[Entries from a dataset of interfaces]
* * * *

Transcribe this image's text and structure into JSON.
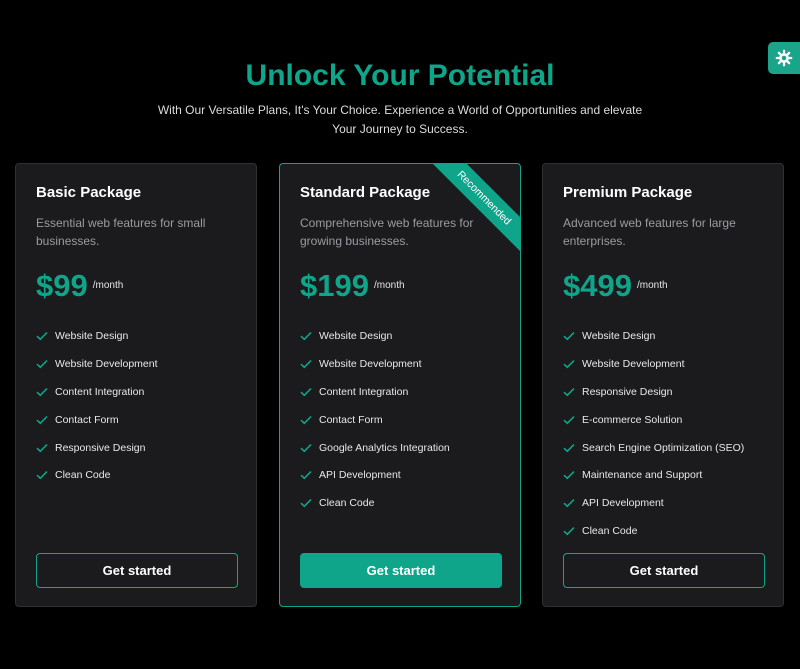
{
  "page": {
    "title": "Unlock Your Potential",
    "subtitle": "With Our Versatile Plans, It's Your Choice. Experience a World of Opportunities and elevate Your Journey to Success."
  },
  "theme_toggle": {
    "icon": "gear-icon",
    "color": "#1aa58a"
  },
  "colors": {
    "accent": "#0fa58a",
    "background": "#000000",
    "card": "#1b1b1d"
  },
  "plans": [
    {
      "name": "Basic Package",
      "description": "Essential web features for small businesses.",
      "price": "$99",
      "period": "/month",
      "features": [
        "Website Design",
        "Website Development",
        "Content Integration",
        "Contact Form",
        "Responsive Design",
        "Clean Code"
      ],
      "cta": "Get started"
    },
    {
      "name": "Standard Package",
      "description": "Comprehensive web features for growing businesses.",
      "price": "$199",
      "period": "/month",
      "badge": "Recommended",
      "features": [
        "Website Design",
        "Website Development",
        "Content Integration",
        "Contact Form",
        "Google Analytics Integration",
        "API Development",
        "Clean Code"
      ],
      "cta": "Get started"
    },
    {
      "name": "Premium Package",
      "description": "Advanced web features for large enterprises.",
      "price": "$499",
      "period": "/month",
      "features": [
        "Website Design",
        "Website Development",
        "Responsive Design",
        "E-commerce Solution",
        "Search Engine Optimization (SEO)",
        "Maintenance and Support",
        "API Development",
        "Clean Code"
      ],
      "cta": "Get started"
    }
  ]
}
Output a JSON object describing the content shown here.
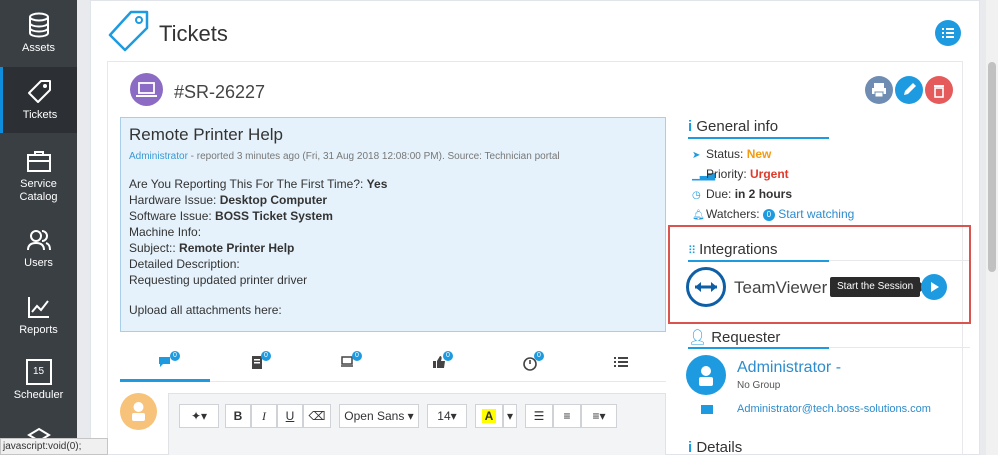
{
  "sidebar": {
    "items": [
      {
        "label": "Assets"
      },
      {
        "label": "Tickets"
      },
      {
        "label": "Service Catalog"
      },
      {
        "label": "Users"
      },
      {
        "label": "Reports"
      },
      {
        "label": "Scheduler"
      }
    ],
    "scheduler_day": "15"
  },
  "header": {
    "title": "Tickets"
  },
  "ticket": {
    "id": "#SR-26227",
    "title": "Remote Printer Help",
    "author": "Administrator",
    "meta": " - reported 3 minutes ago (Fri, 31 Aug 2018 12:08:00 PM). Source: Technician portal",
    "fields": [
      {
        "label": "Are You Reporting This For The First Time?: ",
        "value": "Yes"
      },
      {
        "label": "Hardware Issue: ",
        "value": "Desktop Computer"
      },
      {
        "label": "Software Issue: ",
        "value": "BOSS Ticket System"
      },
      {
        "label": "Machine Info:",
        "value": ""
      },
      {
        "label": "Subject:: ",
        "value": "Remote Printer Help"
      },
      {
        "label": "Detailed Description:",
        "value": ""
      },
      {
        "label": "Requesting updated printer driver",
        "value": ""
      }
    ],
    "upload_text": "Upload all attachments here:"
  },
  "tabs": [
    {
      "name": "comments",
      "badge": "0"
    },
    {
      "name": "tasks",
      "badge": "0"
    },
    {
      "name": "assets",
      "badge": "0"
    },
    {
      "name": "approvals",
      "badge": "0"
    },
    {
      "name": "timer",
      "badge": "0"
    },
    {
      "name": "list",
      "badge": ""
    }
  ],
  "editor": {
    "font": "Open Sans",
    "size": "14",
    "bold": "B",
    "italic": "I",
    "underline": "U",
    "highlight": "A"
  },
  "general_info": {
    "heading": "General info",
    "status_label": "Status: ",
    "status_value": "New",
    "priority_label": "Priority: ",
    "priority_value": "Urgent",
    "due_label": "Due: ",
    "due_value": "in 2 hours",
    "watchers_label": "Watchers: ",
    "watchers_count": "0",
    "start_watching": "Start watching"
  },
  "integrations": {
    "heading": "Integrations",
    "name": "TeamViewer",
    "tooltip": "Start the Session"
  },
  "requester": {
    "heading": "Requester",
    "name": "Administrator -",
    "group": "No Group",
    "email": "Administrator@tech.boss-solutions.com"
  },
  "details": {
    "heading": "Details"
  },
  "status_bar": "javascript:void(0);",
  "colors": {
    "accent": "#1e9be0",
    "sidebar": "#3a3f44",
    "highlight_box": "#d9534f"
  }
}
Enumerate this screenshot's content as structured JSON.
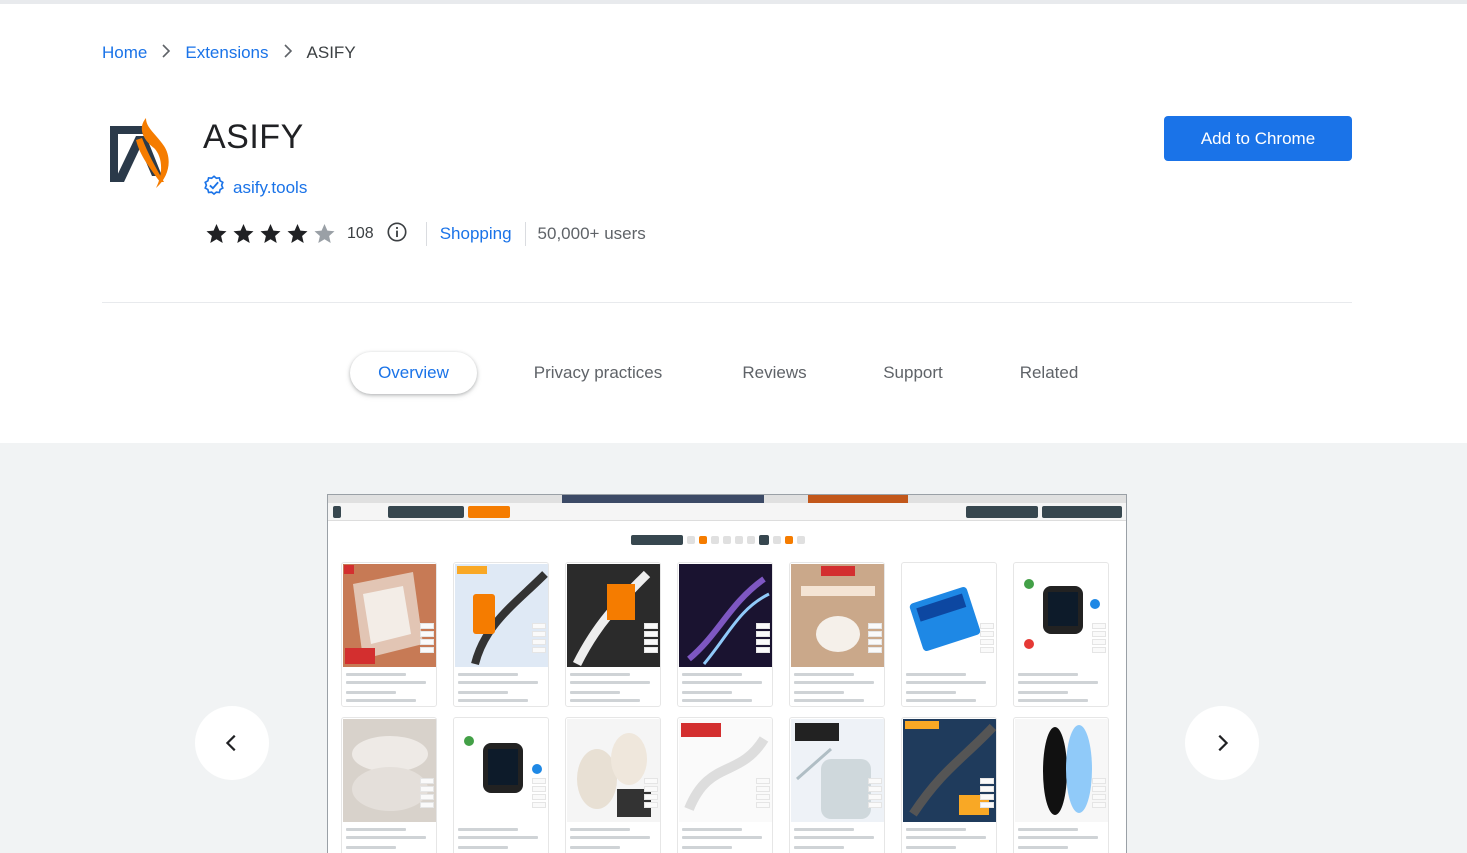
{
  "breadcrumb": {
    "home": "Home",
    "extensions": "Extensions",
    "current": "ASIFY"
  },
  "extension": {
    "name": "ASIFY",
    "site": "asify.tools",
    "rating": 4,
    "rating_count": "108",
    "category": "Shopping",
    "users": "50,000+ users",
    "add_button": "Add to Chrome"
  },
  "tabs": [
    {
      "label": "Overview",
      "active": true
    },
    {
      "label": "Privacy practices",
      "active": false
    },
    {
      "label": "Reviews",
      "active": false
    },
    {
      "label": "Support",
      "active": false
    },
    {
      "label": "Related",
      "active": false
    }
  ],
  "icons": {
    "verified": "verified-badge-icon",
    "info": "info-icon",
    "prev": "chevron-left-icon",
    "next": "chevron-right-icon"
  },
  "colors": {
    "accent": "#1a73e8",
    "logo_orange": "#f57c00",
    "logo_dark": "#2b3a4a"
  }
}
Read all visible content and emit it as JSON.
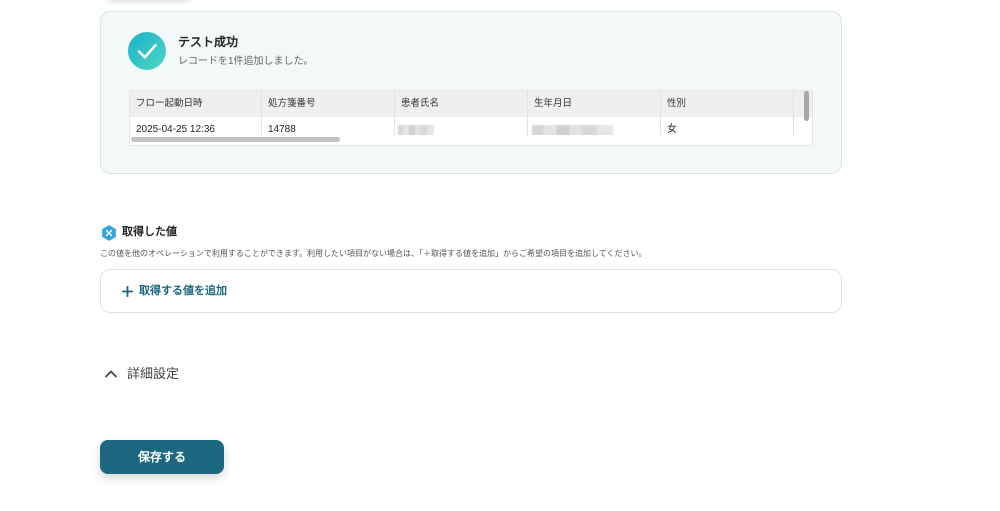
{
  "test_result": {
    "icon": "check-circle-icon",
    "title": "テスト成功",
    "message": "レコードを1件追加しました。",
    "table": {
      "columns": [
        "フロー起動日時",
        "処方箋番号",
        "患者氏名",
        "生年月日",
        "性別",
        ""
      ],
      "rows": [
        {
          "cells": [
            {
              "value": "2025-04-25 12:36",
              "redacted": false
            },
            {
              "value": "14788",
              "redacted": false
            },
            {
              "value": "",
              "redacted": true
            },
            {
              "value": "",
              "redacted": true
            },
            {
              "value": "女",
              "redacted": false
            },
            {
              "value": "",
              "redacted": false
            }
          ]
        }
      ]
    }
  },
  "retrieved_values": {
    "icon": "variable-x-icon",
    "title": "取得した値",
    "description": "この値を他のオペレーションで利用することができます。利用したい項目がない場合は、「＋取得する値を追加」からご希望の項目を追加してください。",
    "add_icon": "plus-icon",
    "add_label": "取得する値を追加"
  },
  "advanced_settings": {
    "icon": "chevron-up-icon",
    "label": "詳細設定"
  },
  "save_button": {
    "label": "保存する"
  },
  "colors": {
    "primary": "#1c6880",
    "success_start": "#19b0cc",
    "success_end": "#4fd9c3",
    "card_bg": "#f3f9f9",
    "card_border": "#d9e6e6",
    "variable_icon": "#35a8da"
  }
}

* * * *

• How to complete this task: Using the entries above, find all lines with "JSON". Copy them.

• Result:
Transcribe this image's text and structure into JSON.
Output a JSON object describing the content shown here.
Enumerate this screenshot's content as structured JSON.
Read all visible content and emit it as JSON.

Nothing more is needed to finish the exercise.